Distance
The Solar System & Time
Charts
Using Aeronautical Charts
Distance, Speed & Time
Fuel Planning
Practice Exam

# The DME

Distance Measuring Equipment (DME) tells the pilot the distance they are from a ground based DME station.

The pilot selects a DME frequency on the cockpit distance measuring equipment and the distance is displayed in nautical miles (nm). Many DME units also show the speed at which you are flying towards or away from the ground station and the time it will take you to reach it.

## How DME Works

The aircraft DME sends a signal out on the selected frequency which is received by the ground DME station. The ground station then sends this signal back to the aircraft and the time taken for this process is used to calculate the distance.

## Slant Range

The distance given by a DME unit is the straight line distance from the aircraft to the ground station – known as slant range. This straight line distance is longer than the distance over the ground.

So when you are directly overhead a DME ground station, the cockpit equipment will not display zero – it will in fact be equal to your height in nautical miles.

The distance shown on cockpit DME is always the slant range

When an aircraft is directly overhead a DME station, the cockpit DME display will show the aircraft’s height above the station in nautical miles

## DME Limitations

Line of Sight
Since the signals travel in straight lines, DME only works when the aircraft is in line of sight of the ground station.
No Failure Warning
The DME does not have any failure warning system, but a failure is still obvious to the pilot as the DME will stop displaying the distance.

## Combined VOR and DME

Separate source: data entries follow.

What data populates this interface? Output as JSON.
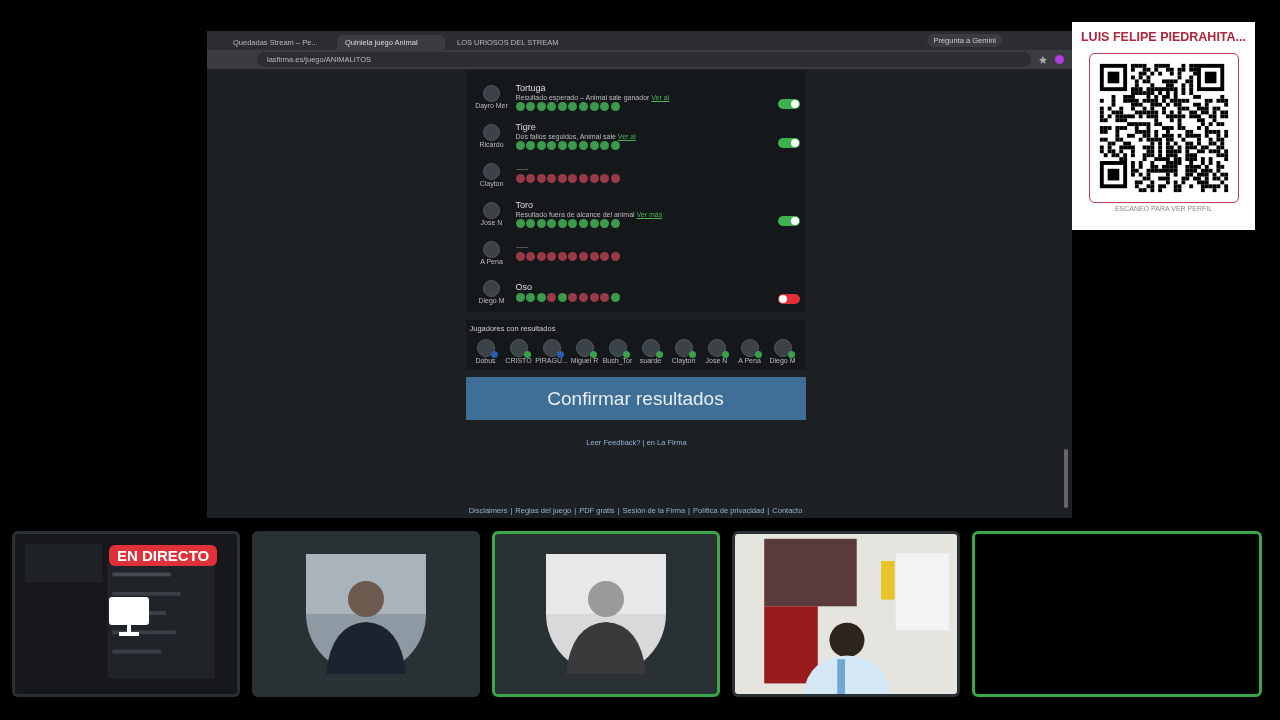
{
  "browser": {
    "tabs": [
      {
        "label": "Quedadas Stream – Pe...",
        "selected": false
      },
      {
        "label": "Quiniela juego Animal",
        "selected": true
      },
      {
        "label": "LOS URIOSOS DEL STREAM",
        "selected": false
      }
    ],
    "address": "lasfirma.es/juego/ANIMALITOS",
    "profile_button": "Pregunta a Gemini"
  },
  "rows": [
    {
      "player": "Dayro Mer",
      "answered": true,
      "title": "Tortuga",
      "note": "Resultado esperado – Animal sale ganador",
      "note_link": "Ver al",
      "dots": [
        true,
        true,
        true,
        true,
        true,
        true,
        true,
        true,
        true,
        true
      ],
      "toggle": {
        "on": true
      }
    },
    {
      "player": "Ricardo",
      "answered": true,
      "title": "Tigre",
      "note": "Dos fallos seguidos, Animal sale",
      "note_link": "Ver al",
      "dots": [
        true,
        true,
        true,
        true,
        true,
        true,
        true,
        true,
        true,
        true
      ],
      "toggle": {
        "on": true
      }
    },
    {
      "player": "Clayton",
      "answered": false,
      "dots": [
        false,
        false,
        false,
        false,
        false,
        false,
        false,
        false,
        false,
        false
      ]
    },
    {
      "player": "Jose N",
      "answered": true,
      "title": "Toro",
      "note": "Resultado fuera de alcance del animal",
      "note_link": "Ver más",
      "dots": [
        true,
        true,
        true,
        true,
        true,
        true,
        true,
        true,
        true,
        true
      ],
      "toggle": {
        "on": true
      }
    },
    {
      "player": "A Pena",
      "answered": false,
      "dots": [
        false,
        false,
        false,
        false,
        false,
        false,
        false,
        false,
        false,
        false
      ]
    },
    {
      "player": "Diego M",
      "answered": true,
      "title": "Oso",
      "dots": [
        true,
        true,
        true,
        false,
        true,
        false,
        false,
        false,
        false,
        true
      ],
      "toggle": {
        "on": false
      }
    }
  ],
  "results": {
    "heading": "Jugadores con resultados",
    "players": [
      {
        "name": "Dobus",
        "color": "#2a5fa8"
      },
      {
        "name": "CRISTO",
        "color": "#3aa04a"
      },
      {
        "name": "PIRAGU...",
        "color": "#2a5fa8"
      },
      {
        "name": "Miguel R",
        "color": "#3aa04a"
      },
      {
        "name": "Bush_Tor",
        "color": "#3aa04a"
      },
      {
        "name": "suarde",
        "color": "#3aa04a"
      },
      {
        "name": "Clayton",
        "color": "#3aa04a"
      },
      {
        "name": "Jose N",
        "color": "#3aa04a"
      },
      {
        "name": "A Pena",
        "color": "#3aa04a"
      },
      {
        "name": "Diego M",
        "color": "#3aa04a"
      }
    ]
  },
  "confirm_button": "Confirmar resultados",
  "feedback_link": "Leer Feedback? | en La Firma",
  "footer_separator": "|",
  "footer_links": [
    "Disclaimers",
    "Reglas del juego",
    "PDF gratis",
    "Sesión de la Firma",
    "Política de privacidad",
    "Contacto"
  ],
  "qr_card": {
    "name": "LUIS FELIPE PIEDRAHITA...",
    "caption": "ESCANEO PARA VER PERFIL"
  },
  "tiles": [
    {
      "kind": "screen",
      "live_badge": "EN DIRECTO",
      "speaking": false
    },
    {
      "kind": "avatar",
      "speaking": false
    },
    {
      "kind": "avatar",
      "speaking": true
    },
    {
      "kind": "camera",
      "speaking": false
    },
    {
      "kind": "empty",
      "speaking": true
    }
  ]
}
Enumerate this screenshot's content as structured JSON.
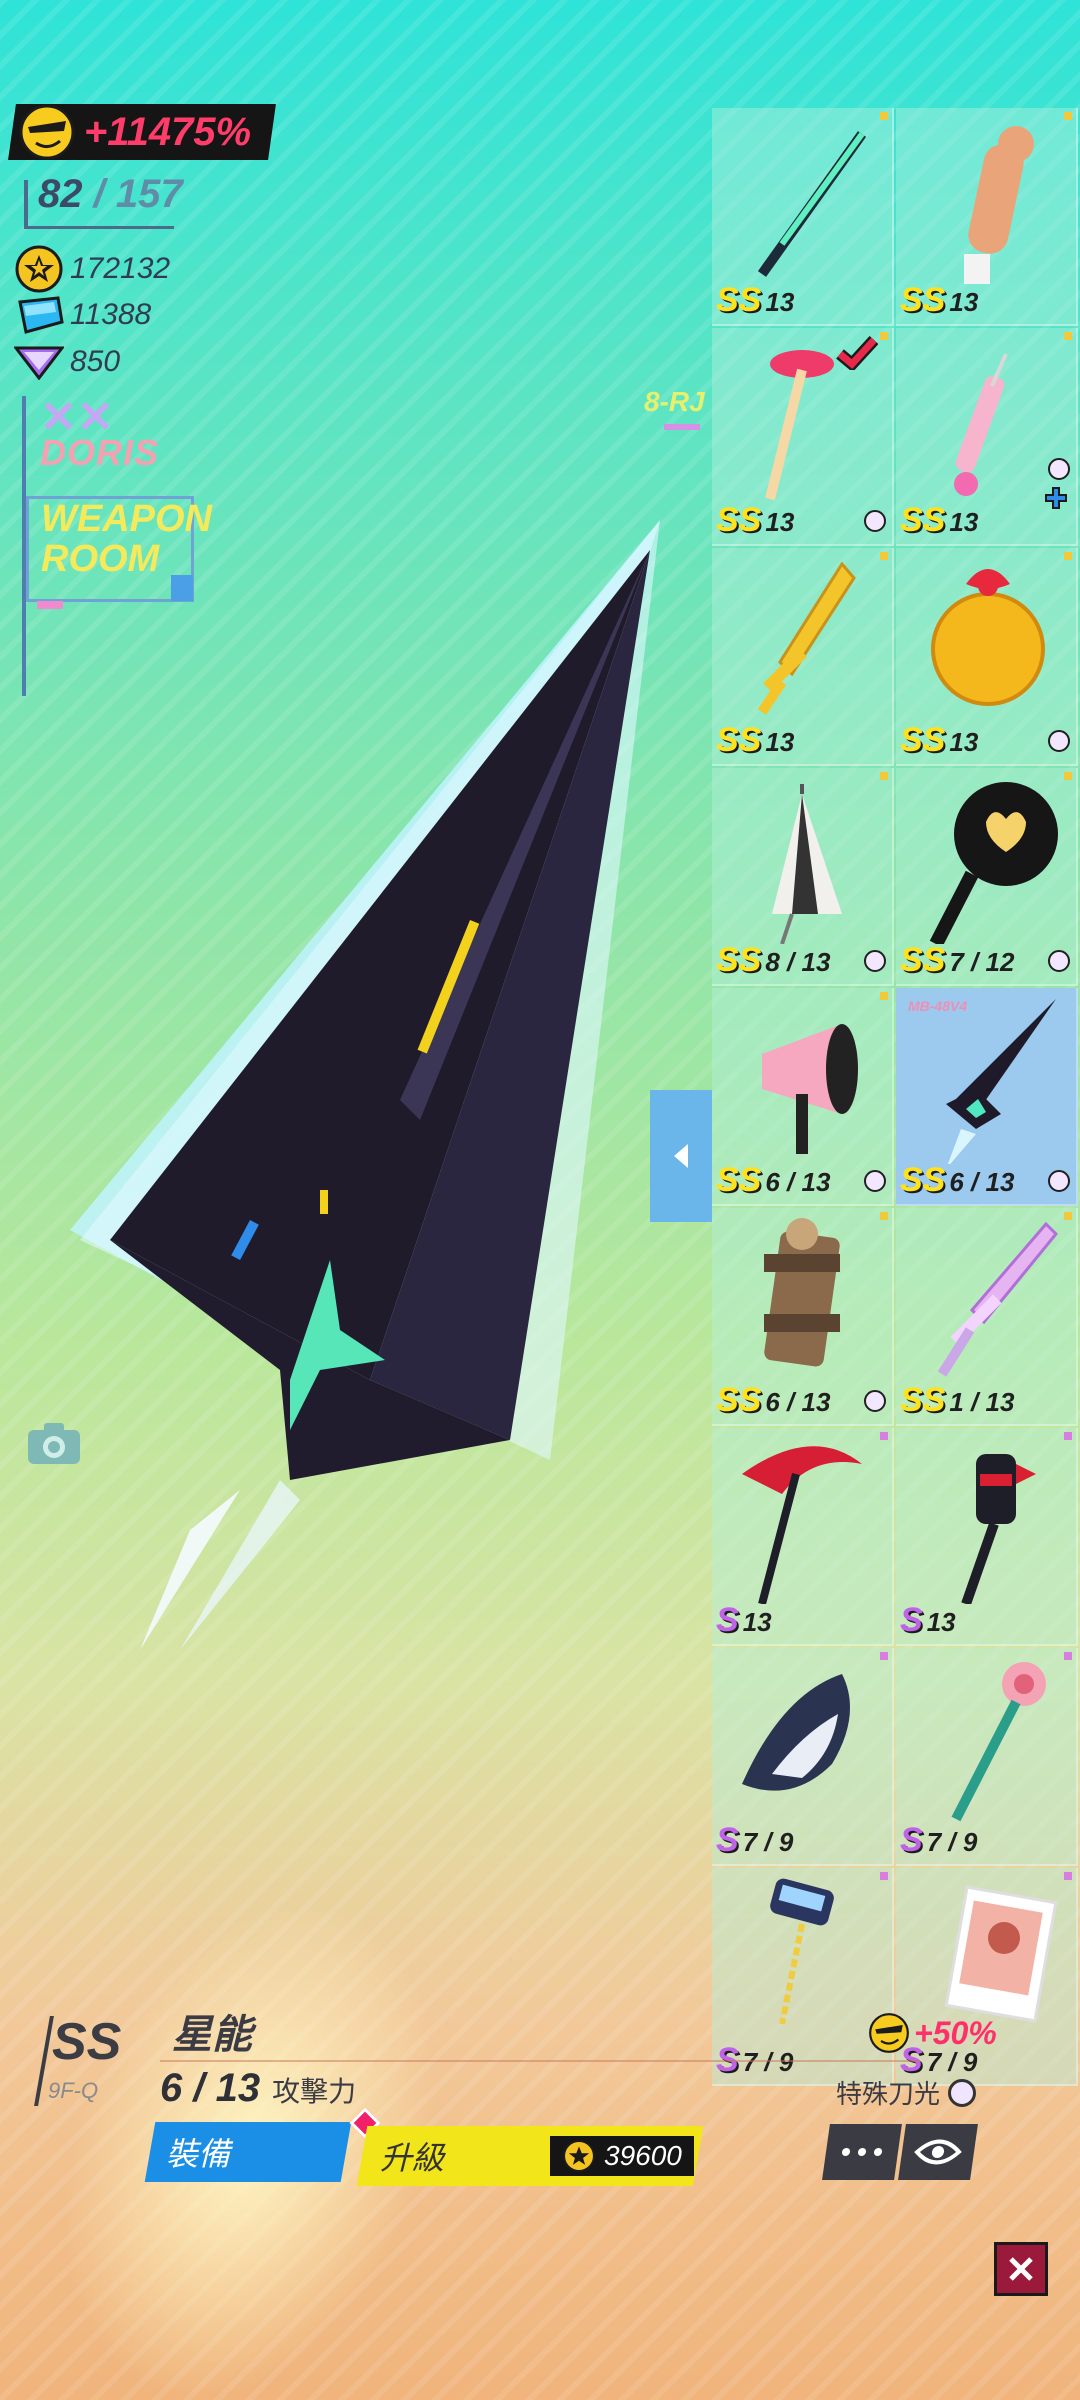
{
  "hud": {
    "boost_percent": "+11475%",
    "weapon_count": "82",
    "weapon_total": "157",
    "separator": "/",
    "gold": "172132",
    "gems": "11388",
    "crystals": "850",
    "character_name": "DORIS",
    "room_title_line1": "WEAPON",
    "room_title_line2": "ROOM",
    "zone_code": "8-RJ"
  },
  "inventory": [
    {
      "rank": "SS",
      "level": "13",
      "icon": "green-katana-icon",
      "dot": "yellow"
    },
    {
      "rank": "SS",
      "level": "13",
      "icon": "corgi-bat-icon",
      "dot": "yellow"
    },
    {
      "rank": "SS",
      "level": "13",
      "icon": "plunger-icon",
      "dot": "yellow",
      "equipped": true,
      "ring": true
    },
    {
      "rank": "SS",
      "level": "13",
      "icon": "syringe-icon",
      "dot": "yellow",
      "ring_top": true,
      "plus": true
    },
    {
      "rank": "SS",
      "level": "13",
      "icon": "gold-sword-icon",
      "dot": "yellow"
    },
    {
      "rank": "SS",
      "level": "13",
      "icon": "bell-icon",
      "dot": "yellow",
      "ring": true
    },
    {
      "rank": "SS",
      "level": "8 / 13",
      "icon": "umbrella-icon",
      "dot": "yellow",
      "ring": true
    },
    {
      "rank": "SS",
      "level": "7 / 12",
      "icon": "frying-pan-icon",
      "dot": "yellow",
      "ring": true
    },
    {
      "rank": "SS",
      "level": "6 / 13",
      "icon": "megaphone-icon",
      "dot": "yellow",
      "ring": true
    },
    {
      "rank": "SS",
      "level": "6 / 13",
      "icon": "star-spear-icon",
      "selected": true,
      "tag": "MB-48V4",
      "ring": true
    },
    {
      "rank": "SS",
      "level": "6 / 13",
      "icon": "mech-cannon-icon",
      "dot": "yellow",
      "ring": true
    },
    {
      "rank": "SS",
      "level": "1 / 13",
      "icon": "crystal-sword-icon",
      "dot": "yellow"
    },
    {
      "rank": "S",
      "level": "13",
      "icon": "red-scythe-icon",
      "dot": "pink"
    },
    {
      "rank": "S",
      "level": "13",
      "icon": "spiked-mace-icon",
      "dot": "pink"
    },
    {
      "rank": "S",
      "level": "7 / 9",
      "icon": "shark-icon",
      "dot": "pink"
    },
    {
      "rank": "S",
      "level": "7 / 9",
      "icon": "flower-staff-icon",
      "dot": "pink"
    },
    {
      "rank": "S",
      "level": "7 / 9",
      "icon": "phone-flail-icon",
      "dot": "pink"
    },
    {
      "rank": "S",
      "level": "7 / 9",
      "icon": "photo-card-icon",
      "dot": "pink"
    }
  ],
  "selected": {
    "rank": "SS",
    "code": "9F-Q",
    "name": "星能",
    "level": "6 / 13",
    "stat_label": "攻擊力",
    "bonus": "+50%",
    "special_label": "特殊刀光",
    "equip_label": "裝備",
    "upgrade_label": "升級",
    "upgrade_cost": "39600"
  },
  "colors": {
    "accent_pink": "#ff3c6a",
    "rank_ss": "#ffe21c",
    "rank_s": "#c063e8",
    "equip_blue": "#1b8fe6",
    "upgrade_yellow": "#f2e61a"
  }
}
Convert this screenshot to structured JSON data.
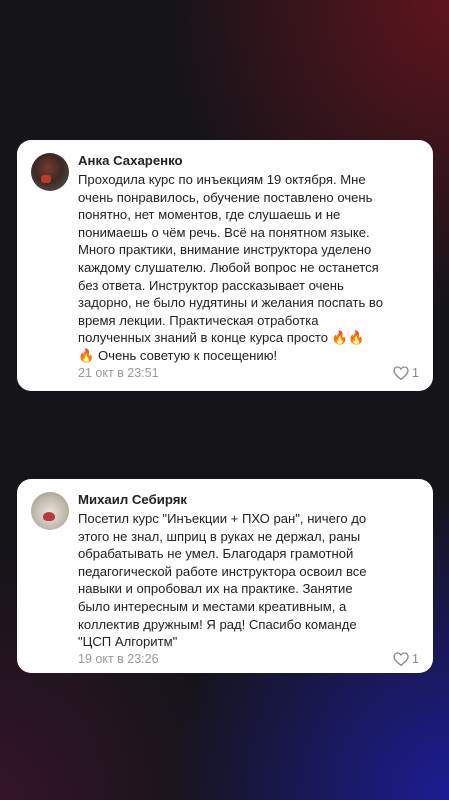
{
  "reviews": [
    {
      "author": "Анка Сахаренко",
      "text": "Проходила курс по инъекциям 19 октября. Мне\nочень понравилось, обучение поставлено очень\nпонятно, нет моментов, где слушаешь и не\nпонимаешь о чём речь. Всё на понятном языке.\nМного практики, внимание инструктора уделено\nкаждому слушателю. Любой вопрос не останется\nбез ответа. Инструктор рассказывает очень\nзадорно, не было нудятины и желания поспать во\nвремя лекции. Практическая отработка\nполученных знаний в конце курса просто 🔥🔥\n🔥 Очень советую к посещению!",
      "date": "21 окт в 23:51",
      "likes": "1"
    },
    {
      "author": "Михаил Себиряк",
      "text": "Посетил курс \"Инъекции + ПХО ран\", ничего до\nэтого не знал, шприц в руках не держал, раны\nобрабатывать не умел. Благодаря грамотной\nпедагогической работе инструктора освоил все\nнавыки и опробовал их на практике. Занятие\nбыло интересным и местами креативным, а\nколлектив дружным! Я рад! Спасибо команде\n\"ЦСП Алгоритм\"",
      "date": "19 окт в 23:26",
      "likes": "1"
    }
  ]
}
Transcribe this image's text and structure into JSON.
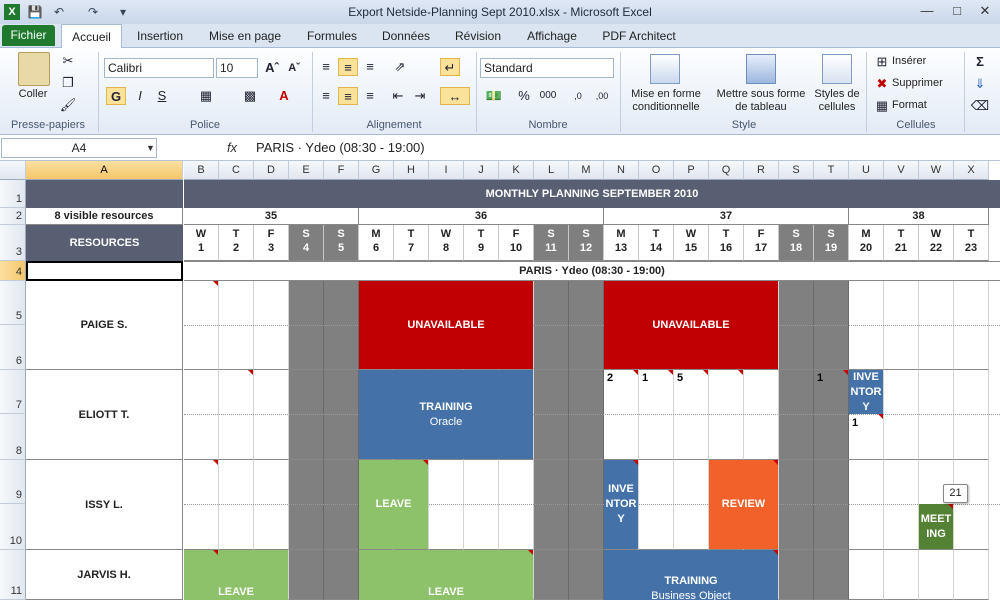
{
  "window": {
    "title": "Export Netside-Planning Sept 2010.xlsx  -  Microsoft Excel"
  },
  "tabs": [
    "Fichier",
    "Accueil",
    "Insertion",
    "Mise en page",
    "Formules",
    "Données",
    "Révision",
    "Affichage",
    "PDF Architect"
  ],
  "ribbon": {
    "clipboard": {
      "label": "Presse-papiers",
      "paste": "Coller"
    },
    "font": {
      "label": "Police",
      "name": "Calibri",
      "size": "10"
    },
    "alignment": {
      "label": "Alignement"
    },
    "number": {
      "label": "Nombre",
      "format": "Standard"
    },
    "style": {
      "label": "Style",
      "conditional": "Mise en forme conditionnelle",
      "table": "Mettre sous forme de tableau",
      "cellstyles": "Styles de cellules"
    },
    "cells": {
      "label": "Cellules",
      "insert": "Insérer",
      "delete": "Supprimer",
      "format": "Format"
    }
  },
  "formula_bar": {
    "namebox": "A4",
    "fx": "fx",
    "content": "PARIS · Ydeo  (08:30 - 19:00)"
  },
  "columns": [
    "A",
    "B",
    "C",
    "D",
    "E",
    "F",
    "G",
    "H",
    "I",
    "J",
    "K",
    "L",
    "M",
    "N",
    "O",
    "P",
    "Q",
    "R",
    "S",
    "T",
    "U",
    "V",
    "W",
    "X"
  ],
  "rows": [
    "1",
    "2",
    "3",
    "4",
    "5",
    "6",
    "7",
    "8",
    "9",
    "10",
    "11"
  ],
  "sheet": {
    "header": "MONTHLY PLANNING SEPTEMBER 2010",
    "visible_resources": "8 visible resources",
    "resources_label": "RESOURCES",
    "weeks": [
      "35",
      "36",
      "37",
      "38"
    ],
    "days": [
      {
        "l": "W",
        "n": "1"
      },
      {
        "l": "T",
        "n": "2"
      },
      {
        "l": "F",
        "n": "3"
      },
      {
        "l": "S",
        "n": "4"
      },
      {
        "l": "S",
        "n": "5"
      },
      {
        "l": "M",
        "n": "6"
      },
      {
        "l": "T",
        "n": "7"
      },
      {
        "l": "W",
        "n": "8"
      },
      {
        "l": "T",
        "n": "9"
      },
      {
        "l": "F",
        "n": "10"
      },
      {
        "l": "S",
        "n": "11"
      },
      {
        "l": "S",
        "n": "12"
      },
      {
        "l": "M",
        "n": "13"
      },
      {
        "l": "T",
        "n": "14"
      },
      {
        "l": "W",
        "n": "15"
      },
      {
        "l": "T",
        "n": "16"
      },
      {
        "l": "F",
        "n": "17"
      },
      {
        "l": "S",
        "n": "18"
      },
      {
        "l": "S",
        "n": "19"
      },
      {
        "l": "M",
        "n": "20"
      },
      {
        "l": "T",
        "n": "21"
      },
      {
        "l": "W",
        "n": "22"
      },
      {
        "l": "T",
        "n": "23"
      }
    ],
    "site": "PARIS · Ydeo  (08:30 - 19:00)",
    "resources": [
      "PAIGE S.",
      "ELIOTT T.",
      "ISSY L.",
      "JARVIS H."
    ],
    "events": {
      "unavailable": "UNAVAILABLE",
      "training": "TRAINING",
      "training_oracle": "Oracle",
      "training_bo": "Business Object",
      "leave": "LEAVE",
      "review": "REVIEW",
      "inventory": "INVEN\nTOR\nY",
      "inventory2": "INVE\nNTOR\nY",
      "meeting": "MEET\nING"
    },
    "counts": {
      "n13": "2",
      "n14": "1",
      "n15": "5",
      "n19": "1",
      "n20": "1"
    },
    "tooltip": "21"
  },
  "colors": {
    "excel_green": "#1f7a2e",
    "header_dark": "#595f73",
    "red": "#c00000",
    "blue": "#4472a8",
    "green": "#8dc26b",
    "orange": "#f3612a"
  }
}
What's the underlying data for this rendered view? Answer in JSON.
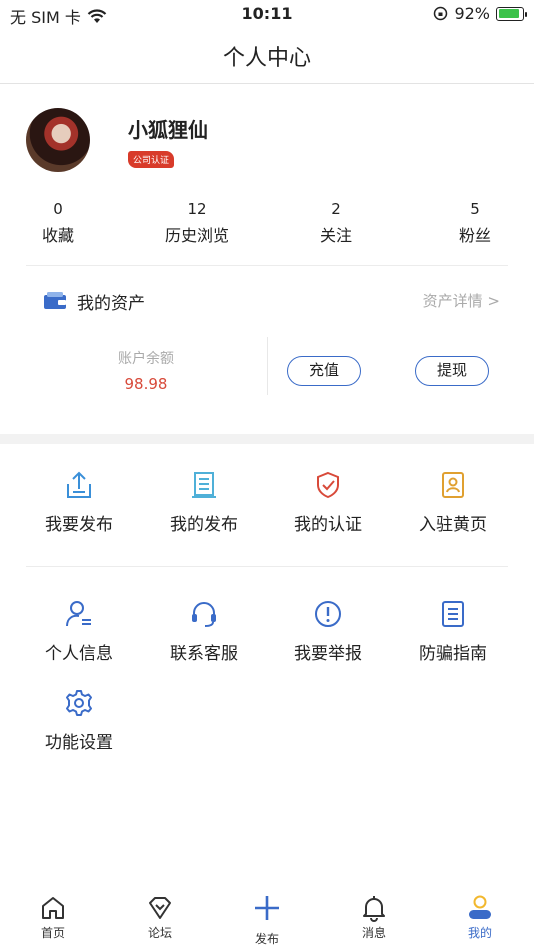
{
  "status_bar": {
    "carrier": "无 SIM 卡",
    "time": "10:11",
    "battery": "92%",
    "battery_level": 0.92
  },
  "nav": {
    "title": "个人中心"
  },
  "profile": {
    "name": "小狐狸仙",
    "badge": "公司认证"
  },
  "stats": [
    {
      "count": "0",
      "label": "收藏"
    },
    {
      "count": "12",
      "label": "历史浏览"
    },
    {
      "count": "2",
      "label": "关注"
    },
    {
      "count": "5",
      "label": "粉丝"
    }
  ],
  "assets": {
    "title": "我的资产",
    "detail_link": "资产详情 >",
    "balance_label": "账户余额",
    "balance_value": "98.98",
    "recharge_label": "充值",
    "withdraw_label": "提现"
  },
  "grid_row1": [
    {
      "label": "我要发布",
      "icon": "upload-icon"
    },
    {
      "label": "我的发布",
      "icon": "document-list-icon"
    },
    {
      "label": "我的认证",
      "icon": "shield-check-icon"
    },
    {
      "label": "入驻黄页",
      "icon": "id-card-icon"
    }
  ],
  "grid_row2": [
    {
      "label": "个人信息",
      "icon": "user-info-icon"
    },
    {
      "label": "联系客服",
      "icon": "headset-icon"
    },
    {
      "label": "我要举报",
      "icon": "alert-circle-icon"
    },
    {
      "label": "防骗指南",
      "icon": "guide-document-icon"
    }
  ],
  "grid_row3": [
    {
      "label": "功能设置",
      "icon": "gear-icon"
    }
  ],
  "tabbar": [
    {
      "label": "首页",
      "icon": "home-icon"
    },
    {
      "label": "论坛",
      "icon": "diamond-icon"
    },
    {
      "label": "发布",
      "icon": "plus-icon"
    },
    {
      "label": "消息",
      "icon": "bell-icon"
    },
    {
      "label": "我的",
      "icon": "user-icon",
      "active": true
    }
  ],
  "colors": {
    "accent": "#3a6bc8",
    "badge": "#d83b2a",
    "balance": "#d84a3a",
    "upload": "#3a8fd8",
    "list": "#4fb0d8",
    "shield": "#d84a3a",
    "idcard": "#e0a030"
  }
}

VOR and DME ground stations are often combined to form a VOR/DME. This lets the pilot track a radial to a VOR while also knowing their distance from the station, so they can know their exact location (known as a position fix – more on this in the next lesson).